_EXERCISE PROMPT:_ When the string "user" occurs in a line of the listing below, return that line.

___ TASK MATERIAL

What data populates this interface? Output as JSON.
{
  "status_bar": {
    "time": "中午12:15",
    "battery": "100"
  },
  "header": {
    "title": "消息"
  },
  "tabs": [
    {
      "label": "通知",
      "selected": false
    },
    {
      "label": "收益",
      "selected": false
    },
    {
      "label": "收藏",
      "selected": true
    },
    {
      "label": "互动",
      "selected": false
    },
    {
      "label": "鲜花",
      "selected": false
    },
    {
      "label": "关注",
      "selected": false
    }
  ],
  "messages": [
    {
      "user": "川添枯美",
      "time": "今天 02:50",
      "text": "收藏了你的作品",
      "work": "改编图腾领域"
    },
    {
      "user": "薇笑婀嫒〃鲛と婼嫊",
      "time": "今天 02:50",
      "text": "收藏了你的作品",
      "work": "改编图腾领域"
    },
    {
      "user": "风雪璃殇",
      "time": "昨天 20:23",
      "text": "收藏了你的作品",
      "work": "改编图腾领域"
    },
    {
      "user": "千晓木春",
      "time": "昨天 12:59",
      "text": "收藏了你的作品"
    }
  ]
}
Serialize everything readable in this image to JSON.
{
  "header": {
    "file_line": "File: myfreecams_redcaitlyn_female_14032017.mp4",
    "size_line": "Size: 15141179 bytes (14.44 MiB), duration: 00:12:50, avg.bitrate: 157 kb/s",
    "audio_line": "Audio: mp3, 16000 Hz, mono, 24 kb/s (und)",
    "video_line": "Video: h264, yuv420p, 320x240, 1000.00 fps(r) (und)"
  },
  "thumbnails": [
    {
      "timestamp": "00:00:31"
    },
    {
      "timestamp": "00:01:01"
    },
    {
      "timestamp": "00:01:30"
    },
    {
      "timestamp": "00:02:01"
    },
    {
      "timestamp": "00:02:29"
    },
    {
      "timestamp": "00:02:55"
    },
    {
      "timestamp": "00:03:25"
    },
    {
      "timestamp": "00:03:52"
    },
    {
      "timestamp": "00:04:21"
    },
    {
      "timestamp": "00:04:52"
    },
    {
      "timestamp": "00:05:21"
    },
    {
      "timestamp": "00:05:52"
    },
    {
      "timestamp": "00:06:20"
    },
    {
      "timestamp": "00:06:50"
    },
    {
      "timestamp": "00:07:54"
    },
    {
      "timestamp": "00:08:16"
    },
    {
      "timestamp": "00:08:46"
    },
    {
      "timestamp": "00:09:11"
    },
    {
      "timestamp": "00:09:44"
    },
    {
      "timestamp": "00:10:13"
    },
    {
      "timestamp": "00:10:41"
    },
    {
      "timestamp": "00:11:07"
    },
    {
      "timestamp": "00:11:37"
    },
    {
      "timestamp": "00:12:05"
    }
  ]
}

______

_THE ANSWER:_
      "user": "川添枯美",
      "user": "薇笑婀嫒〃鲛と婼嫊",
      "user": "风雪璃殇",
      "user": "千晓木春",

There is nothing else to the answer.